Kirk’s problems get a little worse

KIRK’S PROBLEMS GET A LITTLE WORSE…. Republican Senate candidate Mark Kirk ran into trouble recently when a variety of claims about his military service — in speeches, in correspondence, and in written materials — were proven to be untrue. Making matters worse for the Illinois Republican, the story isn’t quite done yet.

As of about a week ago, I think the list was up to eight separate incidents: Kirk (1) falsely claimed he served “in” Operation Iraqi Freedom; (2) falsely claimed to “command the war room in the Pentagon”; (3) falsely claimed to have won the U.S. Navy’s Intelligence Officer of the Year award; (4) falsely claimed to have been shot at by the Iraqi Air Defense network; (5) falsely claimed to be a veteran of Desert Storm; (6) falsely claimed to be the only lawmaker to serve during Operation Iraqi Freedom; (7) falsely claimed to have been shot at in Kosovo; and (8) falsely claimed to have been shot at in Kandahar.

This week, we have a new one for the list.

When Republican Senate candidate Mark Kirk says he repeatedly deployed to Afghanistan with the Navy, he’s referring to two-week training missions as part of his annual reservist requirements.

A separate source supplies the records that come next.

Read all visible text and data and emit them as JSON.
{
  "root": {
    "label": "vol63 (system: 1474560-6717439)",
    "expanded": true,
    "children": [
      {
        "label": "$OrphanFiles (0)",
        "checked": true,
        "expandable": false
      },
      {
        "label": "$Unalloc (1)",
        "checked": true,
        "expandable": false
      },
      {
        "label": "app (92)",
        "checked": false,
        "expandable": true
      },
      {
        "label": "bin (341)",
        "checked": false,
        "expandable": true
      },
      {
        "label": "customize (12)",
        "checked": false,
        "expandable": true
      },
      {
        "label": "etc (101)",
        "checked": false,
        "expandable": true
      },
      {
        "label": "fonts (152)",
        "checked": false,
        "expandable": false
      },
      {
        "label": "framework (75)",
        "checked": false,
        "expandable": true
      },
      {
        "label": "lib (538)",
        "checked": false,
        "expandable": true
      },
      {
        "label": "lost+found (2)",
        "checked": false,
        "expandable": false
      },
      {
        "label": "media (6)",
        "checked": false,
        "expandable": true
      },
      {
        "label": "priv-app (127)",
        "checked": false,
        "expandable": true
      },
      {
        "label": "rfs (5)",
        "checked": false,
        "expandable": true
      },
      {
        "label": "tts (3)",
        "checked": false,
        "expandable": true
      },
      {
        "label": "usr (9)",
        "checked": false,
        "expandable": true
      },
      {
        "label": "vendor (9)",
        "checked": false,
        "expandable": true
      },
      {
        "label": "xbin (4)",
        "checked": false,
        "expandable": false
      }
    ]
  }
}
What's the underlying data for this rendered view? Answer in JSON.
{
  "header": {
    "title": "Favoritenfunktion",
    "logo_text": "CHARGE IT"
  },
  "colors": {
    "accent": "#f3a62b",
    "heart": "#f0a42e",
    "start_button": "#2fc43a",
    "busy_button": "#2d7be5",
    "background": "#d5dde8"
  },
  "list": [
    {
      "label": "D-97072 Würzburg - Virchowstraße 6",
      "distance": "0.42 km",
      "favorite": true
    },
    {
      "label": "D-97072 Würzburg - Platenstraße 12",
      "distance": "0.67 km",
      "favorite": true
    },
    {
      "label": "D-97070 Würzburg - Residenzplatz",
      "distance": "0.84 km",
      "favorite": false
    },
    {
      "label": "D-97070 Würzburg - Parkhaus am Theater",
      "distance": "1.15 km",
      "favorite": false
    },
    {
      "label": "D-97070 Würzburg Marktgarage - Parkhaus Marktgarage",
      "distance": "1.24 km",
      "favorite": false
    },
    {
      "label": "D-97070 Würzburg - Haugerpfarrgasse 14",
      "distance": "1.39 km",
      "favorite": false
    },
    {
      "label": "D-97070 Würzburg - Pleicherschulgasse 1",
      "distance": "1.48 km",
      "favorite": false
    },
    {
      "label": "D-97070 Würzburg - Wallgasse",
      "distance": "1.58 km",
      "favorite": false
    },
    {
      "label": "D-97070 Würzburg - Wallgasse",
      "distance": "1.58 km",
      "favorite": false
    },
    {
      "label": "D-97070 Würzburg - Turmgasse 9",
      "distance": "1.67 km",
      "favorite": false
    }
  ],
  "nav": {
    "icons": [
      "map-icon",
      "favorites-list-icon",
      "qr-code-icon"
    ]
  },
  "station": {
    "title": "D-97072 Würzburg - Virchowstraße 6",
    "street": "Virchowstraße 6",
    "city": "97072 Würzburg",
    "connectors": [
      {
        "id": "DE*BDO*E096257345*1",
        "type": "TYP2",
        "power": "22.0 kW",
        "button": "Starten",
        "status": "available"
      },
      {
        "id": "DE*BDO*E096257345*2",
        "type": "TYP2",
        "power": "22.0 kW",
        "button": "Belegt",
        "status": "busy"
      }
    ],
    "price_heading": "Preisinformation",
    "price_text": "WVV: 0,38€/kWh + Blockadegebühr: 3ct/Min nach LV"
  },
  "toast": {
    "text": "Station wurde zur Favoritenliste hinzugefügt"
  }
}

After acknowledging a series of misstatements that embellished his Navy service, Kirk is being challenged over his use of the military term “deployment,” and this could be yet another opportunity for critics to parse his words in what has recently become a resume-bashing battle with Democratic Senate opponent Alexi Giannoulias.

Deployment can mean more than one thing in the military, but it is often used to describe service members going off to war for an extended time.

Navy Cmdr. Danny Hernandez said there is a difference between annual training and being deployed, which can sometimes last more than a year.

“I would think that would be (considered) two weeks of annual training,” Hernandez, a Navy spokesman, said of Kirk’s stints. “A deployment is a deployment and annual training is annual training.”

The official response from the Kirk campaign is that the candidate’s definition of “deploy” is different from that of the U.S. military. As political spinning goes, this needs some work.

Making matters slightly worse, the Pentagon said this week that Kirk “twice violated military policy by participating in political activities while on active duty — once in 2008 and once in 2009.”

Remember when Mark Kirk’s selling point as a candidate was his military service?

For more on all of these controversies, Nitpicker is the guy to rely on. Indeed, it’s worth emphasizing that he’s broken many of these Kirk-related incidents that were later picked up by major outlets.